Data shown:
********************

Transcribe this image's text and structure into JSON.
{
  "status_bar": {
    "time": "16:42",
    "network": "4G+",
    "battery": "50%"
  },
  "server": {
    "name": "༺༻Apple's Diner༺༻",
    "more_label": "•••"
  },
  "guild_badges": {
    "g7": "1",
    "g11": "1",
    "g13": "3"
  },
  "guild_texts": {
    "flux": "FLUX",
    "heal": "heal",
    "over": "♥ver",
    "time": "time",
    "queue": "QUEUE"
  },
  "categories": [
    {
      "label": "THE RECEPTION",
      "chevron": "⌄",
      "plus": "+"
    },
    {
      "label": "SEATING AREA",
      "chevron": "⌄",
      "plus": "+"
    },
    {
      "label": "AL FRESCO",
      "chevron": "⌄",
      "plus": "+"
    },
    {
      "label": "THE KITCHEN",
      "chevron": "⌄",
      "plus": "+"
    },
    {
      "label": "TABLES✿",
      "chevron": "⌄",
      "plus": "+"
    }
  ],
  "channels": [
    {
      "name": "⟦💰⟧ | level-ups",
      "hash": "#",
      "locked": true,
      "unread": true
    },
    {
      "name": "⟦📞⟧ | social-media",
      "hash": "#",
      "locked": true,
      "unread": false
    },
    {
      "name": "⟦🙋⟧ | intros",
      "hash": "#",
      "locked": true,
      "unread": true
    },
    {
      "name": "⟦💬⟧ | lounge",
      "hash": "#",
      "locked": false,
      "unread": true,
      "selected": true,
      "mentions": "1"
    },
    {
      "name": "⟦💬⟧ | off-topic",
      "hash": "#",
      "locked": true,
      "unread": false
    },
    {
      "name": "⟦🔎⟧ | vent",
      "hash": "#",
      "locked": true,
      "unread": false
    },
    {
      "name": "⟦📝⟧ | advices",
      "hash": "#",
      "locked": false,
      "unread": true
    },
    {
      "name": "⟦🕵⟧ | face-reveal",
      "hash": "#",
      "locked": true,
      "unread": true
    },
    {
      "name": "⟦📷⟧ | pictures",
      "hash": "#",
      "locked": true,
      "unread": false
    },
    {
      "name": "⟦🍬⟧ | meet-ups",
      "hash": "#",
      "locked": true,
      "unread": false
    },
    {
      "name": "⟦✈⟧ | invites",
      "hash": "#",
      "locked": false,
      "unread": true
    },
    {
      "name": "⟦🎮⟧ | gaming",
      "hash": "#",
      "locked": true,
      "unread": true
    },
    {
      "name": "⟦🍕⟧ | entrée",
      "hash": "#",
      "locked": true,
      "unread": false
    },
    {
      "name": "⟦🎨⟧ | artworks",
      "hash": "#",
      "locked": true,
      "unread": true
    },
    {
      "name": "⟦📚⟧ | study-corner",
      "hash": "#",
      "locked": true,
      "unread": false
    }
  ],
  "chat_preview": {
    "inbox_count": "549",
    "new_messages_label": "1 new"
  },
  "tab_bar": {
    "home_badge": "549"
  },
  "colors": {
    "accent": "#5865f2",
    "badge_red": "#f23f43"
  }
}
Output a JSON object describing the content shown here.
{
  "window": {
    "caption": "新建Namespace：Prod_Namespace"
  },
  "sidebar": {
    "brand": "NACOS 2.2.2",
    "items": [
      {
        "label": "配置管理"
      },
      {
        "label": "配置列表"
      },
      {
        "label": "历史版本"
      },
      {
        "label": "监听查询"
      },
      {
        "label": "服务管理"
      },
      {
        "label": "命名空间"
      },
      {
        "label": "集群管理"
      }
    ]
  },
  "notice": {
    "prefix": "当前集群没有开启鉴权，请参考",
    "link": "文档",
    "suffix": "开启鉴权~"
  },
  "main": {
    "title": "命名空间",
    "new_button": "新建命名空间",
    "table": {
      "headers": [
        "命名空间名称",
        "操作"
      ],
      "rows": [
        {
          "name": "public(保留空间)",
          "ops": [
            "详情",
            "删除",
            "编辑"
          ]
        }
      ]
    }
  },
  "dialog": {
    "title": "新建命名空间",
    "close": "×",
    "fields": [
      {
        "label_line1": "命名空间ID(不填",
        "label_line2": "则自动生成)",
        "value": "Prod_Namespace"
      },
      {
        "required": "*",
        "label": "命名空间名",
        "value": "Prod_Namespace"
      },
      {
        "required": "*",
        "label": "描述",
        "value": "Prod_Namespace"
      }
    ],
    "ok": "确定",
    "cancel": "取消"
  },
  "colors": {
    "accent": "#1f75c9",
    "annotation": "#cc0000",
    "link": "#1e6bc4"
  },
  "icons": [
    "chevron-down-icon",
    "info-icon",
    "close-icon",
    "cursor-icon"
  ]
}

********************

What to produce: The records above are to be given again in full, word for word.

Solution:
Transcribe this image's text and structure into JSON.
{
  "status_bar": {
    "time": "16:42",
    "network": "4G+",
    "battery": "50%"
  },
  "server": {
    "name": "༺༻Apple's Diner༺༻",
    "more_label": "•••"
  },
  "guild_badges": {
    "g7": "1",
    "g11": "1",
    "g13": "3"
  },
  "guild_texts": {
    "flux": "FLUX",
    "heal": "heal",
    "over": "♥ver",
    "time": "time",
    "queue": "QUEUE"
  },
  "categories": [
    {
      "label": "THE RECEPTION",
      "chevron": "⌄",
      "plus": "+"
    },
    {
      "label": "SEATING AREA",
      "chevron": "⌄",
      "plus": "+"
    },
    {
      "label": "AL FRESCO",
      "chevron": "⌄",
      "plus": "+"
    },
    {
      "label": "THE KITCHEN",
      "chevron": "⌄",
      "plus": "+"
    },
    {
      "label": "TABLES✿",
      "chevron": "⌄",
      "plus": "+"
    }
  ],
  "channels": [
    {
      "name": "⟦💰⟧ | level-ups",
      "hash": "#",
      "locked": true,
      "unread": true
    },
    {
      "name": "⟦📞⟧ | social-media",
      "hash": "#",
      "locked": true,
      "unread": false
    },
    {
      "name": "⟦🙋⟧ | intros",
      "hash": "#",
      "locked": true,
      "unread": true
    },
    {
      "name": "⟦💬⟧ | lounge",
      "hash": "#",
      "locked": false,
      "unread": true,
      "selected": true,
      "mentions": "1"
    },
    {
      "name": "⟦💬⟧ | off-topic",
      "hash": "#",
      "locked": true,
      "unread": false
    },
    {
      "name": "⟦🔎⟧ | vent",
      "hash": "#",
      "locked": true,
      "unread": false
    },
    {
      "name": "⟦📝⟧ | advices",
      "hash": "#",
      "locked": false,
      "unread": true
    },
    {
      "name": "⟦🕵⟧ | face-reveal",
      "hash": "#",
      "locked": true,
      "unread": true
    },
    {
      "name": "⟦📷⟧ | pictures",
      "hash": "#",
      "locked": true,
      "unread": false
    },
    {
      "name": "⟦🍬⟧ | meet-ups",
      "hash": "#",
      "locked": true,
      "unread": false
    },
    {
      "name": "⟦✈⟧ | invites",
      "hash": "#",
      "locked": false,
      "unread": true
    },
    {
      "name": "⟦🎮⟧ | gaming",
      "hash": "#",
      "locked": true,
      "unread": true
    },
    {
      "name": "⟦🍕⟧ | entrée",
      "hash": "#",
      "locked": true,
      "unread": false
    },
    {
      "name": "⟦🎨⟧ | artworks",
      "hash": "#",
      "locked": true,
      "unread": true
    },
    {
      "name": "⟦📚⟧ | study-corner",
      "hash": "#",
      "locked": true,
      "unread": false
    }
  ],
  "chat_preview": {
    "inbox_count": "549",
    "new_messages_label": "1 new"
  },
  "tab_bar": {
    "home_badge": "549"
  },
  "colors": {
    "accent": "#5865f2",
    "badge_red": "#f23f43"
  }
}
Output a JSON object describing the content shown here.
{
  "window": {
    "caption": "新建Namespace：Prod_Namespace"
  },
  "sidebar": {
    "brand": "NACOS 2.2.2",
    "items": [
      {
        "label": "配置管理"
      },
      {
        "label": "配置列表"
      },
      {
        "label": "历史版本"
      },
      {
        "label": "监听查询"
      },
      {
        "label": "服务管理"
      },
      {
        "label": "命名空间"
      },
      {
        "label": "集群管理"
      }
    ]
  },
  "notice": {
    "prefix": "当前集群没有开启鉴权，请参考",
    "link": "文档",
    "suffix": "开启鉴权~"
  },
  "main": {
    "title": "命名空间",
    "new_button": "新建命名空间",
    "table": {
      "headers": [
        "命名空间名称",
        "操作"
      ],
      "rows": [
        {
          "name": "public(保留空间)",
          "ops": [
            "详情",
            "删除",
            "编辑"
          ]
        }
      ]
    }
  },
  "dialog": {
    "title": "新建命名空间",
    "close": "×",
    "fields": [
      {
        "label_line1": "命名空间ID(不填",
        "label_line2": "则自动生成)",
        "value": "Prod_Namespace"
      },
      {
        "required": "*",
        "label": "命名空间名",
        "value": "Prod_Namespace"
      },
      {
        "required": "*",
        "label": "描述",
        "value": "Prod_Namespace"
      }
    ],
    "ok": "确定",
    "cancel": "取消"
  },
  "colors": {
    "accent": "#1f75c9",
    "annotation": "#cc0000",
    "link": "#1e6bc4"
  },
  "icons": [
    "chevron-down-icon",
    "info-icon",
    "close-icon",
    "cursor-icon"
  ]
}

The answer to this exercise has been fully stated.